- _What you will do_: Write out each entry, exactly the way it appears.

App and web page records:
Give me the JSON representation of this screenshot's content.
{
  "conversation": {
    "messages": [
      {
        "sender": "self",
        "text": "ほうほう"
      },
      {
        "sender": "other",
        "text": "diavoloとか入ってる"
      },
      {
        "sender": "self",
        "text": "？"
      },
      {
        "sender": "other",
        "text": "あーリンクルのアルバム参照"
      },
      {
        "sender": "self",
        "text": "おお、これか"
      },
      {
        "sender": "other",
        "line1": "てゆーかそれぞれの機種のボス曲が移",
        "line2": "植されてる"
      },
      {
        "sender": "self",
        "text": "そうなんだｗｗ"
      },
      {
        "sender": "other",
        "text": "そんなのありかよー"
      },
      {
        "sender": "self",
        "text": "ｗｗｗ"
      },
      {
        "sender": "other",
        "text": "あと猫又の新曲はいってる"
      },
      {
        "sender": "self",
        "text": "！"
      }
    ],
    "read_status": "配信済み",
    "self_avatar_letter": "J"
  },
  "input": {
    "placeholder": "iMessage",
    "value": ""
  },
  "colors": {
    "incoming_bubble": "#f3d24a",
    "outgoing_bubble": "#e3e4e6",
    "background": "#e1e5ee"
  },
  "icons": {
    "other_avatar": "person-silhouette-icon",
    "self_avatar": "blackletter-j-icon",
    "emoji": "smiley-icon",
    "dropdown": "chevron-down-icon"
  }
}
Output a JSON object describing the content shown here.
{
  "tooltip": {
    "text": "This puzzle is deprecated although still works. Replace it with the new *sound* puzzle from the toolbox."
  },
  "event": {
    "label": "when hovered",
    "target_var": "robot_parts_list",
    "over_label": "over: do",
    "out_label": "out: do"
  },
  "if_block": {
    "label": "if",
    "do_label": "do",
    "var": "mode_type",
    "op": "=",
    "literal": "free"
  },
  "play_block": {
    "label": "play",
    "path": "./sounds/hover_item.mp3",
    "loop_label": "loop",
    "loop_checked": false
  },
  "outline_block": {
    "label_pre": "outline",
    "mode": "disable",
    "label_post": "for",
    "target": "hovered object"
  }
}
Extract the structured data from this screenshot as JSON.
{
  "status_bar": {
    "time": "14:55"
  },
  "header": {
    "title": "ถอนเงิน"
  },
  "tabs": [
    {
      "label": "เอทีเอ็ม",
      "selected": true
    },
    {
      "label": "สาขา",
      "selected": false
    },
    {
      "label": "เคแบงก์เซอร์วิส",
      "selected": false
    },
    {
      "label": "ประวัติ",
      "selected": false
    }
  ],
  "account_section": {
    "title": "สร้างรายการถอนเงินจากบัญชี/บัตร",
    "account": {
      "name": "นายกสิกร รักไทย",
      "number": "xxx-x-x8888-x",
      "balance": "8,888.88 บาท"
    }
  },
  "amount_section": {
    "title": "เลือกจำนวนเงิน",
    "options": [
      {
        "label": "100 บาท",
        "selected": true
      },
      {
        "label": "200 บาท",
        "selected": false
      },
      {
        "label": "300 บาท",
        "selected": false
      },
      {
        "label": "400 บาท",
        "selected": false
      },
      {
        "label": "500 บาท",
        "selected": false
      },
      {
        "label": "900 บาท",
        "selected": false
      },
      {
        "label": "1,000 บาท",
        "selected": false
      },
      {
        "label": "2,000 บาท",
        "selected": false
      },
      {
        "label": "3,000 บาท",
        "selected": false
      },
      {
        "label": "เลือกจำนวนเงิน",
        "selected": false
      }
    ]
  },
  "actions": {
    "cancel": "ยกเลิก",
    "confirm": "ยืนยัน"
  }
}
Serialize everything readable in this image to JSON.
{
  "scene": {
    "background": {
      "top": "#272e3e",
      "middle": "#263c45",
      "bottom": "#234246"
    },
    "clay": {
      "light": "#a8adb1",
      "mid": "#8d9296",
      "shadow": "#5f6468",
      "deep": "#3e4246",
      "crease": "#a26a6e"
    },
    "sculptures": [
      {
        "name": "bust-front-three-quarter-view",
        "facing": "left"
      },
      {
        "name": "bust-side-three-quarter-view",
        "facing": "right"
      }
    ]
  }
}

- _Answer space_:
Give me the JSON representation of this screenshot's content.
{
  "conversation": {
    "messages": [
      {
        "sender": "self",
        "text": "ほうほう"
      },
      {
        "sender": "other",
        "text": "diavoloとか入ってる"
      },
      {
        "sender": "self",
        "text": "？"
      },
      {
        "sender": "other",
        "text": "あーリンクルのアルバム参照"
      },
      {
        "sender": "self",
        "text": "おお、これか"
      },
      {
        "sender": "other",
        "line1": "てゆーかそれぞれの機種のボス曲が移",
        "line2": "植されてる"
      },
      {
        "sender": "self",
        "text": "そうなんだｗｗ"
      },
      {
        "sender": "other",
        "text": "そんなのありかよー"
      },
      {
        "sender": "self",
        "text": "ｗｗｗ"
      },
      {
        "sender": "other",
        "text": "あと猫又の新曲はいってる"
      },
      {
        "sender": "self",
        "text": "！"
      }
    ],
    "read_status": "配信済み",
    "self_avatar_letter": "J"
  },
  "input": {
    "placeholder": "iMessage",
    "value": ""
  },
  "colors": {
    "incoming_bubble": "#f3d24a",
    "outgoing_bubble": "#e3e4e6",
    "background": "#e1e5ee"
  },
  "icons": {
    "other_avatar": "person-silhouette-icon",
    "self_avatar": "blackletter-j-icon",
    "emoji": "smiley-icon",
    "dropdown": "chevron-down-icon"
  }
}
Output a JSON object describing the content shown here.
{
  "tooltip": {
    "text": "This puzzle is deprecated although still works. Replace it with the new *sound* puzzle from the toolbox."
  },
  "event": {
    "label": "when hovered",
    "target_var": "robot_parts_list",
    "over_label": "over: do",
    "out_label": "out: do"
  },
  "if_block": {
    "label": "if",
    "do_label": "do",
    "var": "mode_type",
    "op": "=",
    "literal": "free"
  },
  "play_block": {
    "label": "play",
    "path": "./sounds/hover_item.mp3",
    "loop_label": "loop",
    "loop_checked": false
  },
  "outline_block": {
    "label_pre": "outline",
    "mode": "disable",
    "label_post": "for",
    "target": "hovered object"
  }
}
Extract the structured data from this screenshot as JSON.
{
  "status_bar": {
    "time": "14:55"
  },
  "header": {
    "title": "ถอนเงิน"
  },
  "tabs": [
    {
      "label": "เอทีเอ็ม",
      "selected": true
    },
    {
      "label": "สาขา",
      "selected": false
    },
    {
      "label": "เคแบงก์เซอร์วิส",
      "selected": false
    },
    {
      "label": "ประวัติ",
      "selected": false
    }
  ],
  "account_section": {
    "title": "สร้างรายการถอนเงินจากบัญชี/บัตร",
    "account": {
      "name": "นายกสิกร รักไทย",
      "number": "xxx-x-x8888-x",
      "balance": "8,888.88 บาท"
    }
  },
  "amount_section": {
    "title": "เลือกจำนวนเงิน",
    "options": [
      {
        "label": "100 บาท",
        "selected": true
      },
      {
        "label": "200 บาท",
        "selected": false
      },
      {
        "label": "300 บาท",
        "selected": false
      },
      {
        "label": "400 บาท",
        "selected": false
      },
      {
        "label": "500 บาท",
        "selected": false
      },
      {
        "label": "900 บาท",
        "selected": false
      },
      {
        "label": "1,000 บาท",
        "selected": false
      },
      {
        "label": "2,000 บาท",
        "selected": false
      },
      {
        "label": "3,000 บาท",
        "selected": false
      },
      {
        "label": "เลือกจำนวนเงิน",
        "selected": false
      }
    ]
  },
  "actions": {
    "cancel": "ยกเลิก",
    "confirm": "ยืนยัน"
  }
}
Serialize everything readable in this image to JSON.
{
  "scene": {
    "background": {
      "top": "#272e3e",
      "middle": "#263c45",
      "bottom": "#234246"
    },
    "clay": {
      "light": "#a8adb1",
      "mid": "#8d9296",
      "shadow": "#5f6468",
      "deep": "#3e4246",
      "crease": "#a26a6e"
    },
    "sculptures": [
      {
        "name": "bust-front-three-quarter-view",
        "facing": "left"
      },
      {
        "name": "bust-side-three-quarter-view",
        "facing": "right"
      }
    ]
  }
}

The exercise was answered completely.